This could be the first official map produced by the European Union to exclude the UK. But it is also an inaccurate one: the UK is still a member state of the EU.
Brexit means Brexit: on 29 March, British Prime Minister Theresa May officially notified EU Council President Donald Tusk of Britain’s intention to leave the European Union.
But Britain hasn’t left yet. By invoking Article 50 of the Treaty of Lisbon, May triggered a process that gives both sides two years to reach an agreement. Meaning that Britain is scheduled to leave the EU on 29 March 2019. Until that time, the United Kingdom remains a full member of the European Union.
It is no secret that hardline brexiteers would rather leave today than tomorrow, and ‘crash out’ of the EU, even if that means falling back on the most rudimentary of agreements for trade and cooperation with ‘EU27’ – shorthand for the EU minus the UK.
Now it seems that sentiment is reciprocated in the highest circles of the EU bureaucracy in Brussels. See the Reflection Paper on the Social Dimension of Europe, published by the European Commission on 26 April 2017. On page 9, it contains a telling map of the European Union.

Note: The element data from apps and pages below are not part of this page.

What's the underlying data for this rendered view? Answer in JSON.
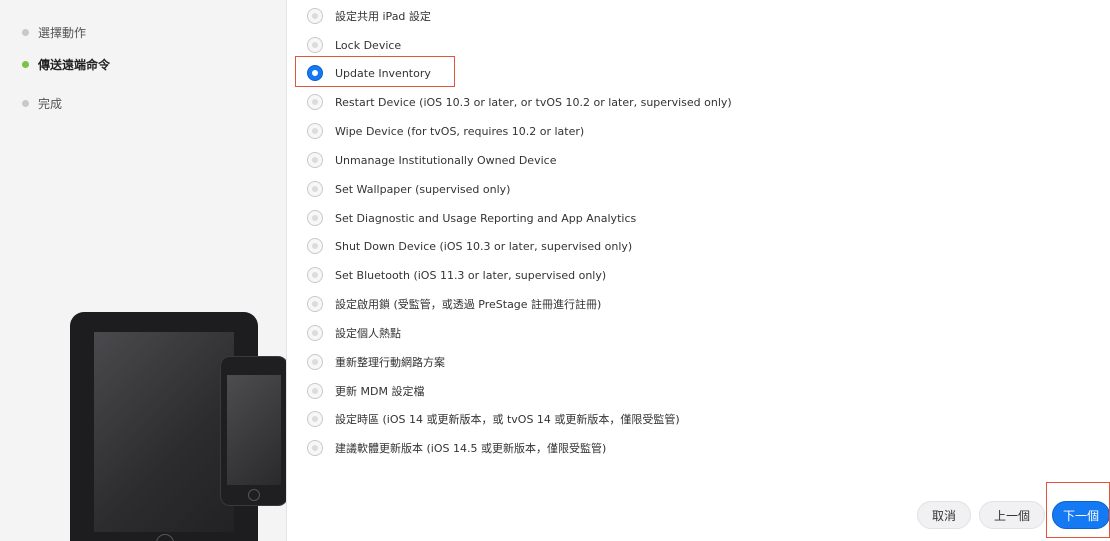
{
  "steps": [
    {
      "label": "選擇動作",
      "active": false
    },
    {
      "label": "傳送遠端命令",
      "active": true
    },
    {
      "label": "完成",
      "active": false
    }
  ],
  "options": [
    {
      "label": "設定共用 iPad 設定",
      "checked": false
    },
    {
      "label": "Lock Device",
      "checked": false
    },
    {
      "label": "Update Inventory",
      "checked": true
    },
    {
      "label": "Restart Device (iOS 10.3 or later, or tvOS 10.2 or later, supervised only)",
      "checked": false
    },
    {
      "label": "Wipe Device (for tvOS, requires 10.2 or later)",
      "checked": false
    },
    {
      "label": "Unmanage Institutionally Owned Device",
      "checked": false
    },
    {
      "label": "Set Wallpaper (supervised only)",
      "checked": false
    },
    {
      "label": "Set Diagnostic and Usage Reporting and App Analytics",
      "checked": false
    },
    {
      "label": "Shut Down Device (iOS 10.3 or later, supervised only)",
      "checked": false
    },
    {
      "label": "Set Bluetooth (iOS 11.3 or later, supervised only)",
      "checked": false
    },
    {
      "label": "設定啟用鎖 (受監管，或透過 PreStage 註冊進行註冊)",
      "checked": false
    },
    {
      "label": "設定個人熱點",
      "checked": false
    },
    {
      "label": "重新整理行動網路方案",
      "checked": false
    },
    {
      "label": "更新 MDM 設定檔",
      "checked": false
    },
    {
      "label": "設定時區 (iOS 14 或更新版本，或 tvOS 14 或更新版本，僅限受監管)",
      "checked": false
    },
    {
      "label": "建議軟體更新版本 (iOS 14.5 或更新版本，僅限受監管)",
      "checked": false
    }
  ],
  "footer": {
    "cancel_label": "取消",
    "back_label": "上一個",
    "next_label": "下一個"
  },
  "colors": {
    "accent": "#1479f2",
    "active_step_dot": "#7cc243",
    "highlight_border": "#e2553d"
  },
  "icons": {
    "device_illustration": "ipad-and-iphone-illustration"
  }
}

The map shows the unemployment rates of the member states – and the stark differences for those rates between member states in the north and south of the Union. But the eye is immediately drawn to the land mass of the United Kingdom: coloured not in the blues or oranges that indicate unemployment rates in the EU, but the grey of the non-member states that dot the map.
Those non-members include the usual suspects: Iceland, Norway, Switzerland, Andorra, Albania and five of the seven post-Yugoslav states (Bosnia, Serbia, Montenegro, Kosovo and Macedonia; Slovenia and Croatia have acceded to the EU). Squeezed between Poland and Lithuania is the Russian exclave of Kaliningrad. Russia proper and other countries in eastern Europe, the Middle East and North Africa are whited out.
The UK now joins the grey countries on the map. But this is not a map produced to satisfy the wishful thinking of those hardline Brexiteers who can’t wait for 2019. This is an official publication of the European Commission, one of the highest institutions of the European Union. Despite the fact that, for almost two more years, the EU still includes Britain.